Having a Baby During COVID-19

New family with baby after having baby during COVID-19

Having a Baby During COVID-19

Many women are concerned not only about going through fertility treatment during this pandemic but also being pregnant and having a baby during COVID-19. From avoiding infection to safely delivering in a hospital setting, preparing to have a baby during the pandemic can be and stressful and confusing with different messages coming from everywhere you look.

FSMG (Fertility Specialists Medical Group) wants all patients to feel educated and at-ease when it comes to COVID-19 and the impact it can have on your journey to parenthood. The team at FSMG is here to support you, answer your questions, and inform you on the risks to your health and your baby.

If you are planning to conceive during the pandemic — naturally or with fertility treatment options, you’ll want to check out the information below.

What is the Risk to Your Health and Your Baby?

A study by the Centers for Disease Control and Prevention (CDC) suggests that pregnant women with COVID-19 might be at higher risk for severe illness. However, it also found that pregnant women with COVID-19 appear at no greater risk of dying from the virus than nonpregnant women their age.

Does Becoming Ill With COVID-19 Increase Risk of Miscarriage or Other Complications?

An increased risk of fetal malformations has not been documented in pregnant women who are infected with COVID-19, according to the CDC.

Should Pandemic Related Stress Be a Concern During Pregnancy?

Experiencing some stress and anxiety during pregnancy is normal. During the pandemic, rates of anxiety during pregnancy and postpartum have more than doubled. A small percent of pregnant women reported having anxiety prior to the pandemic — while a staggering 72 percent are dealing with anxiety during the pandemic.

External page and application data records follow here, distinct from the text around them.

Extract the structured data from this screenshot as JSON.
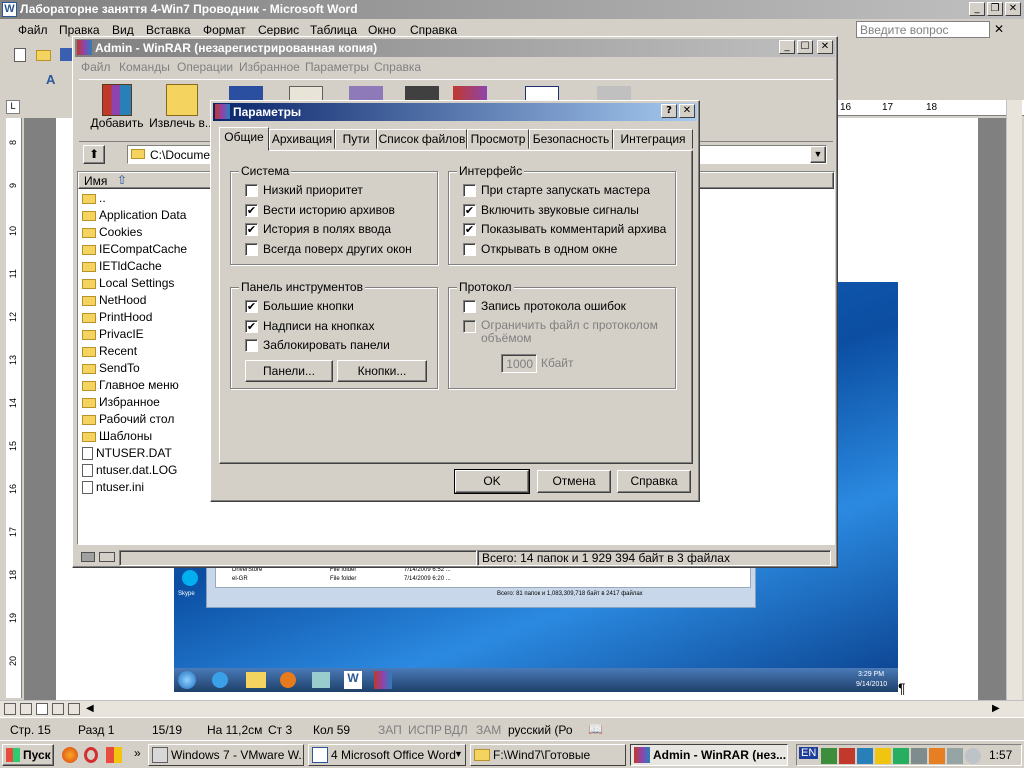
{
  "word": {
    "title": "Лабораторне заняття 4-Win7 Проводник - Microsoft Word",
    "menus": [
      "Файл",
      "Правка",
      "Вид",
      "Вставка",
      "Формат",
      "Сервис",
      "Таблица",
      "Окно",
      "Справка"
    ],
    "help_placeholder": "Введите вопрос",
    "ruler_marks": [
      "16",
      "17",
      "18"
    ],
    "vruler": [
      "8",
      "9",
      "10",
      "11",
      "12",
      "13",
      "14",
      "15",
      "16",
      "17",
      "18",
      "19",
      "20"
    ],
    "status": {
      "page": "Стр. 15",
      "section": "Разд 1",
      "pages": "15/19",
      "at": "На 11,2см",
      "line": "Ст 3",
      "col": "Кол 59",
      "rec": "ЗАП",
      "trk": "ИСПР",
      "ext": "ВДЛ",
      "ovr": "ЗАМ",
      "lang": "русский (Ро"
    },
    "pilcrow": "¶"
  },
  "embedded": {
    "rows": [
      {
        "name": "DriverStore",
        "type": "File folder",
        "date": "7/14/2009 6:52 ..."
      },
      {
        "name": "el-GR",
        "type": "File folder",
        "date": "7/14/2009 6:20 ..."
      }
    ],
    "status": "Всего: 81 папок и 1,083,309,718 байт в 2417 файлах",
    "desktop_icon": "Skype",
    "clock_time": "3:29 PM",
    "clock_date": "9/14/2010"
  },
  "winrar": {
    "title": "Admin - WinRAR (незарегистрированная копия)",
    "menus": [
      "Файл",
      "Команды",
      "Операции",
      "Избранное",
      "Параметры",
      "Справка"
    ],
    "toolbar": {
      "add": "Добавить",
      "extract": "Извлечь в..."
    },
    "path": "C:\\Documen",
    "column_name": "Имя",
    "files": [
      "..",
      "Application Data",
      "Cookies",
      "IECompatCache",
      "IETldCache",
      "Local Settings",
      "NetHood",
      "PrintHood",
      "PrivacIE",
      "Recent",
      "SendTo",
      "Главное меню",
      "Избранное",
      "Рабочий стол",
      "Шаблоны",
      "NTUSER.DAT",
      "ntuser.dat.LOG",
      "ntuser.ini"
    ],
    "status": "Всего: 14 папок и 1 929 394 байт в 3 файлах"
  },
  "dialog": {
    "title": "Параметры",
    "tabs": [
      "Общие",
      "Архивация",
      "Пути",
      "Список файлов",
      "Просмотр",
      "Безопасность",
      "Интеграция"
    ],
    "system": {
      "title": "Система",
      "items": [
        {
          "label": "Низкий приоритет",
          "checked": false
        },
        {
          "label": "Вести историю архивов",
          "checked": true
        },
        {
          "label": "История в полях ввода",
          "checked": true
        },
        {
          "label": "Всегда поверх других окон",
          "checked": false
        }
      ]
    },
    "interface": {
      "title": "Интерфейс",
      "items": [
        {
          "label": "При старте запускать мастера",
          "checked": false
        },
        {
          "label": "Включить звуковые сигналы",
          "checked": true
        },
        {
          "label": "Показывать комментарий архива",
          "checked": true
        },
        {
          "label": "Открывать в одном окне",
          "checked": false
        }
      ]
    },
    "toolbar_panel": {
      "title": "Панель инструментов",
      "items": [
        {
          "label": "Большие кнопки",
          "checked": true
        },
        {
          "label": "Надписи на кнопках",
          "checked": true
        },
        {
          "label": "Заблокировать панели",
          "checked": false
        }
      ],
      "panels_button": "Панели...",
      "buttons_button": "Кнопки..."
    },
    "protocol": {
      "title": "Протокол",
      "log_errors": {
        "label": "Запись протокола ошибок",
        "checked": false
      },
      "limit_label_1": "Ограничить файл с протоколом",
      "limit_label_2": "объёмом",
      "limit_value": "1000",
      "limit_unit": "Кбайт"
    },
    "ok": "OK",
    "cancel": "Отмена",
    "help": "Справка"
  },
  "taskbar": {
    "start": "Пуск",
    "buttons": [
      "Windows 7 - VMware W...",
      "4 Microsoft Office Word",
      "F:\\Wind7\\Готовые",
      "Admin - WinRAR (нез..."
    ],
    "lang": "EN",
    "clock": "1:57"
  }
}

Depression and anxiety affect one in seven women during the perinatal period, and are associated with increased risk of preterm delivery, reduced mother-infant bonding, and delays in cognitive/emotional development of the infant, which may persist into childhood.

It’s important for pregnant and postpartum women to improve or maintain mental health during this extremely stressful period with proper self-care and medical support.

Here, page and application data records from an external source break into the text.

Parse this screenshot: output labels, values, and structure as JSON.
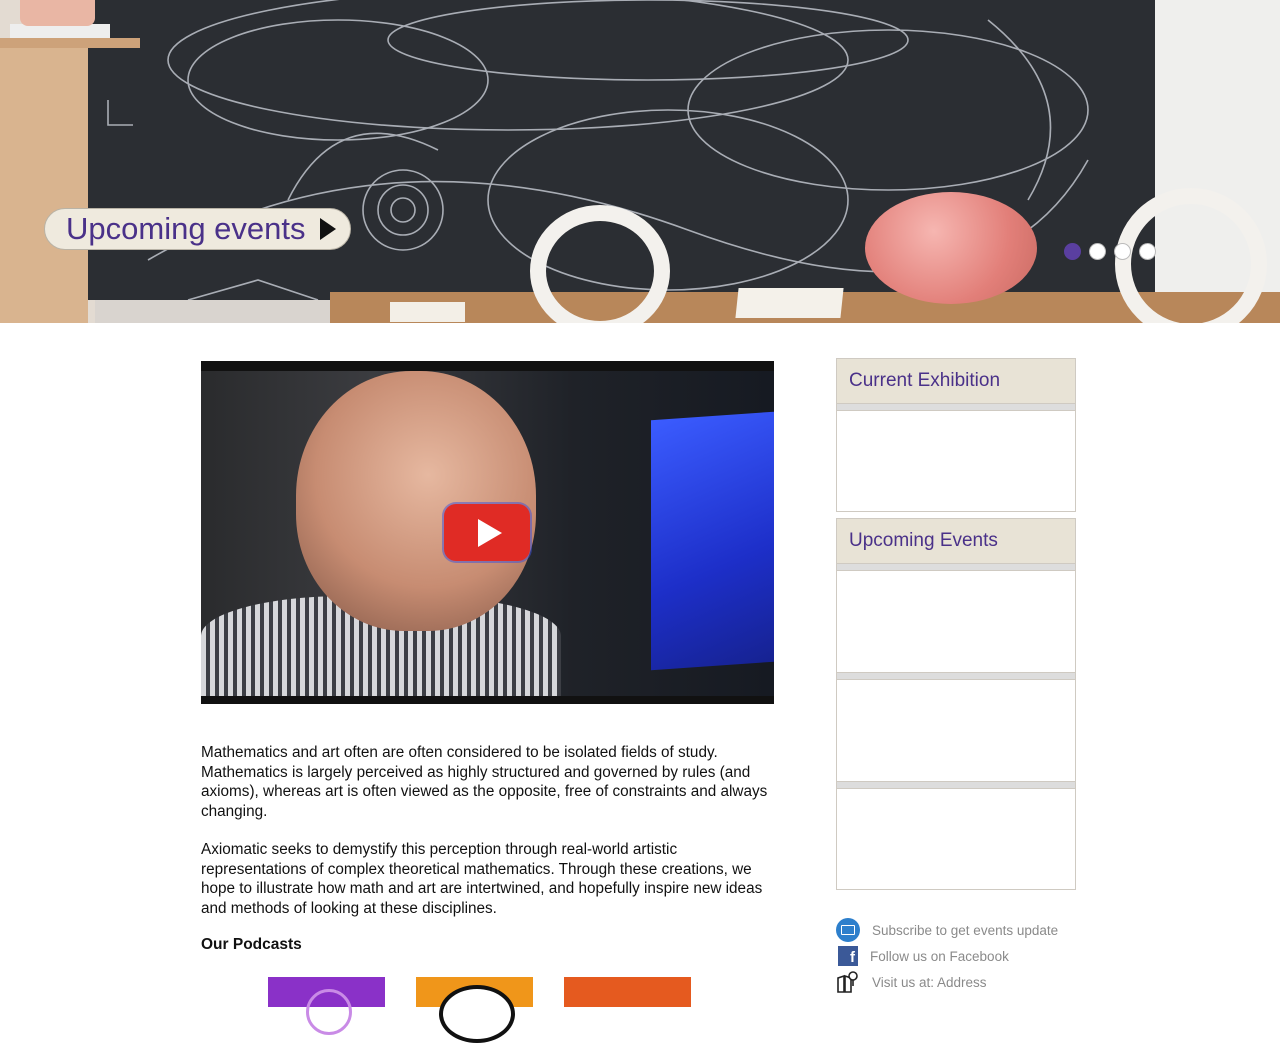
{
  "hero": {
    "button_label": "Upcoming events",
    "slides": [
      "slide-1",
      "slide-2",
      "slide-3",
      "slide-4"
    ],
    "active_slide": 1
  },
  "video": {
    "play_icon": "play-icon"
  },
  "intro": {
    "paragraph_1": "Mathematics and art often are often considered to be isolated fields of study. Mathematics is largely perceived as highly structured and governed by rules (and axioms), whereas art is often viewed as the opposite, free of constraints and always changing.",
    "paragraph_2": "Axiomatic seeks to demystify this perception through real-world artistic representations of complex theoretical mathematics. Through these creations, we hope to illustrate how math and art are intertwined, and hopefully inspire new ideas and methods of looking at these disciplines."
  },
  "podcasts": {
    "title": "Our Podcasts"
  },
  "sidebar": {
    "current_exhibition_title": "Current Exhibition",
    "upcoming_events_title": "Upcoming Events"
  },
  "links": {
    "subscribe": "Subscribe to get events update",
    "facebook": "Follow us on Facebook",
    "visit": "Visit us at: Address"
  },
  "colors": {
    "accent_purple": "#4a3189",
    "panel_header": "#e8e3d6",
    "play_red": "#e02b25"
  }
}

I am Pregnant and Close to Delivery, What Should I do to Stay Healthy?

You can stay healthy by following the usual pregnancy recommendations, stopping the spread of virus, and managing your stress and anxiety.

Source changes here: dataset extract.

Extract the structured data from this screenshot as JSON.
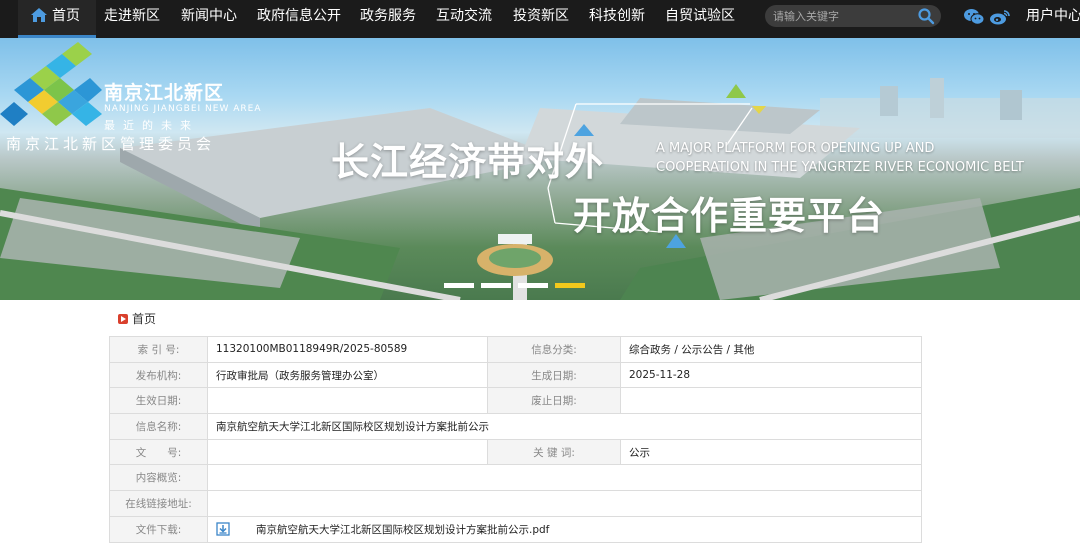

  • Wash your hands with soap and water often
  • Always wear a mask when you leave the house
  • Stay home as much as possible
  • Maintain social distancing if you must go out
  • Eat healthy meals and exercise regularly
  • Get healthful, lengthy hours of sleep and rest
  • Staying connected with friends and family via alternative forms of contact, like Zoom
  • Tell your doctor if you are feeling sad or anxious

Should I Get the Recommended Vaccines?

Yes, getting the recommended vaccines during pregnancy can help protect you and your baby.

  • Get vaccinated against influenza (flu)
  • Get the whooping cough (Tdap) vaccine during pregnancy to protect your baby against whooping cough, which can have similar symptoms to COVID-19
  • CDC and the independent Advisory Committee on Immunization Practices (ACIP) have provided information to assist pregnant people with their decision to receive the COVID-19 vaccine. ACOG (American College of Obstetrics and Gynecology) has recommended that all pregnant and lactating women be offered the vaccine. ASRM (American Society of Reproductive Medicine) has recommended that women attempting to conceive also be offered the vaccine.

If I Test Positive for COVID-19, Can I Breastfeed My Baby?

Currently, there is extremely limited evidence that the virus may be present in breast milk, and no evidence that it is transmitted through breastmilk. Given how the virus spreads, ACOG advises that mothers with COVID-19 can breastfeed their babies safely and should practice careful hand hygiene and wear a face mask.

If you are concerned about your fertility or risk factors while being pregnant during COVID-19, schedule an appointment and talk with our IVF specialists in Southern California. Our goal is to help you make the best decision for your health and happiness.

You’re unique.
Your fertility plan should be too.